In developed markets, personal care now makes 33 percent of Unilever’s sales, compared with only 24 percent in 2009.
Unilever reported 2013 personal care sales down 0.2 percent to 18.06 billion euros, or $23.98 billion at average exchange, although on a like-for-like basis they grew 7.3 percent. Total company revenues fell 2.9 percent to 49.8 billion euros, or $66.23 billion, as reported.

In his presentation, Procter & Gamble chief financial officer Jon Moeller focused on the company’s ongoing work on productivity gains, confirming that it will realize $1.6 billion in productivity savings this fiscal year, which ends June 30, up from previous estimates of $1.4 billion.

P&G is in the process of consolidating its manufacturing operations in the U.S. to multicategory sites to be nearer to consumers and retailers.

“We’re considering a similar strategy in Europe,” said Moeller. “It will leverage the scope of our productivity and distribution structure in a way we never have before.”

He explained that over the decades, P&G has integrated factories in various locations through multiple acquisitions, but that those factories are not necessarily close to population centers.

As for emerging markets, the firm is working “aggressively” to localize production in key growth areas, Moeller said, adding that will help it notably to counter the inflation and currency effects that have hampered business in certain markets in recent years.

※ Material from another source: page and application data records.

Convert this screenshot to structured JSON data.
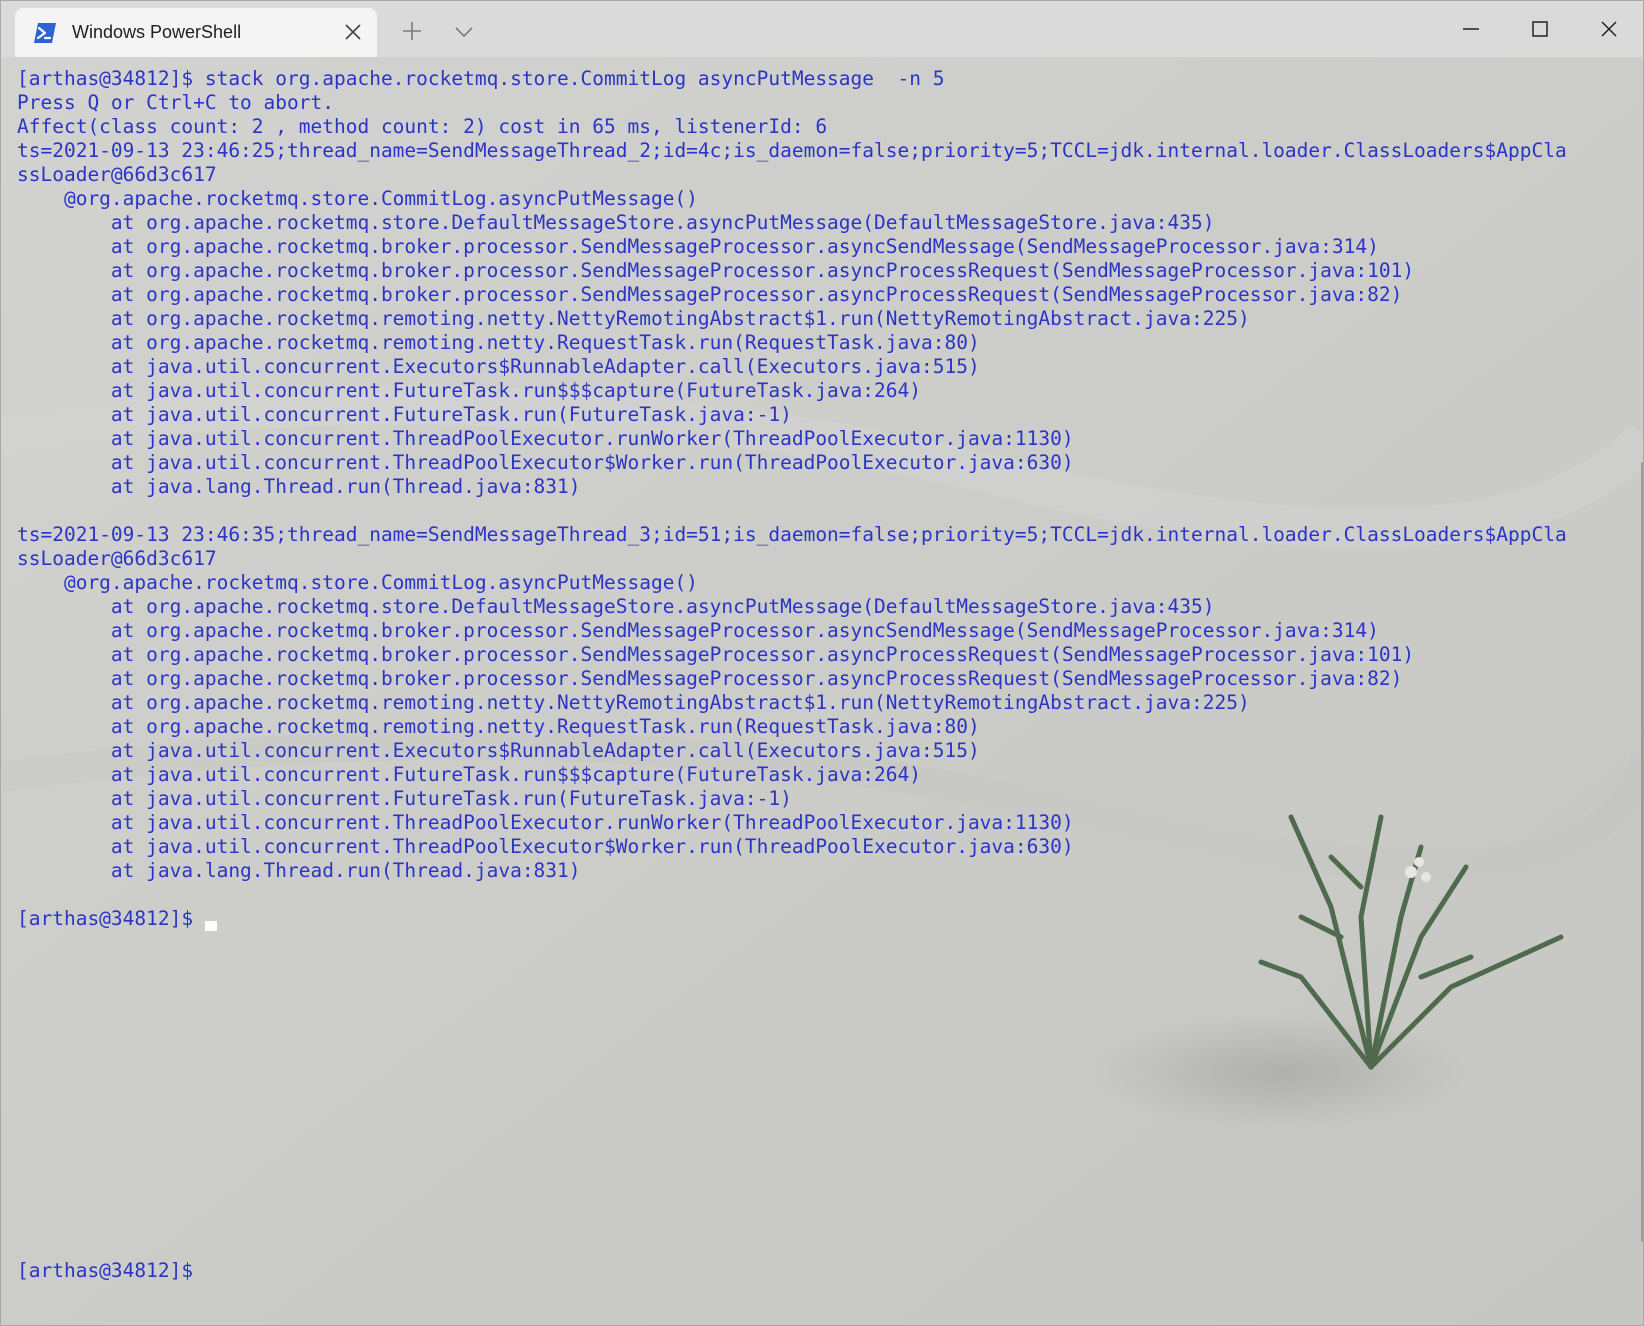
{
  "window": {
    "tab_title": "Windows PowerShell",
    "accent_color": "#2a35c8"
  },
  "icons": {
    "tab": "powershell-icon",
    "close_tab": "close-icon",
    "new_tab": "plus-icon",
    "dropdown": "chevron-down-icon",
    "minimize": "minimize-icon",
    "maximize": "maximize-icon",
    "close_window": "close-icon"
  },
  "terminal": {
    "lines": [
      "[arthas@34812]$ stack org.apache.rocketmq.store.CommitLog asyncPutMessage  -n 5",
      "Press Q or Ctrl+C to abort.",
      "Affect(class count: 2 , method count: 2) cost in 65 ms, listenerId: 6",
      "ts=2021-09-13 23:46:25;thread_name=SendMessageThread_2;id=4c;is_daemon=false;priority=5;TCCL=jdk.internal.loader.ClassLoaders$AppCla",
      "ssLoader@66d3c617",
      "    @org.apache.rocketmq.store.CommitLog.asyncPutMessage()",
      "        at org.apache.rocketmq.store.DefaultMessageStore.asyncPutMessage(DefaultMessageStore.java:435)",
      "        at org.apache.rocketmq.broker.processor.SendMessageProcessor.asyncSendMessage(SendMessageProcessor.java:314)",
      "        at org.apache.rocketmq.broker.processor.SendMessageProcessor.asyncProcessRequest(SendMessageProcessor.java:101)",
      "        at org.apache.rocketmq.broker.processor.SendMessageProcessor.asyncProcessRequest(SendMessageProcessor.java:82)",
      "        at org.apache.rocketmq.remoting.netty.NettyRemotingAbstract$1.run(NettyRemotingAbstract.java:225)",
      "        at org.apache.rocketmq.remoting.netty.RequestTask.run(RequestTask.java:80)",
      "        at java.util.concurrent.Executors$RunnableAdapter.call(Executors.java:515)",
      "        at java.util.concurrent.FutureTask.run$$$capture(FutureTask.java:264)",
      "        at java.util.concurrent.FutureTask.run(FutureTask.java:-1)",
      "        at java.util.concurrent.ThreadPoolExecutor.runWorker(ThreadPoolExecutor.java:1130)",
      "        at java.util.concurrent.ThreadPoolExecutor$Worker.run(ThreadPoolExecutor.java:630)",
      "        at java.lang.Thread.run(Thread.java:831)",
      "",
      "ts=2021-09-13 23:46:35;thread_name=SendMessageThread_3;id=51;is_daemon=false;priority=5;TCCL=jdk.internal.loader.ClassLoaders$AppCla",
      "ssLoader@66d3c617",
      "    @org.apache.rocketmq.store.CommitLog.asyncPutMessage()",
      "        at org.apache.rocketmq.store.DefaultMessageStore.asyncPutMessage(DefaultMessageStore.java:435)",
      "        at org.apache.rocketmq.broker.processor.SendMessageProcessor.asyncSendMessage(SendMessageProcessor.java:314)",
      "        at org.apache.rocketmq.broker.processor.SendMessageProcessor.asyncProcessRequest(SendMessageProcessor.java:101)",
      "        at org.apache.rocketmq.broker.processor.SendMessageProcessor.asyncProcessRequest(SendMessageProcessor.java:82)",
      "        at org.apache.rocketmq.remoting.netty.NettyRemotingAbstract$1.run(NettyRemotingAbstract.java:225)",
      "        at org.apache.rocketmq.remoting.netty.RequestTask.run(RequestTask.java:80)",
      "        at java.util.concurrent.Executors$RunnableAdapter.call(Executors.java:515)",
      "        at java.util.concurrent.FutureTask.run$$$capture(FutureTask.java:264)",
      "        at java.util.concurrent.FutureTask.run(FutureTask.java:-1)",
      "        at java.util.concurrent.ThreadPoolExecutor.runWorker(ThreadPoolExecutor.java:1130)",
      "        at java.util.concurrent.ThreadPoolExecutor$Worker.run(ThreadPoolExecutor.java:630)",
      "        at java.lang.Thread.run(Thread.java:831)",
      ""
    ],
    "active_prompt": "[arthas@34812]$",
    "bottom_prompt": "[arthas@34812]$"
  }
}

“We are building 20 factories in emerging markets,” he said.

The company is entering new businesses while continuing to divest non-core activities. P&G has exited the pet nutrition and bleach categories in recent months, for example.

“[We will announce] a new category entrance in the next four months,” Moeller revealed, without going into more detail.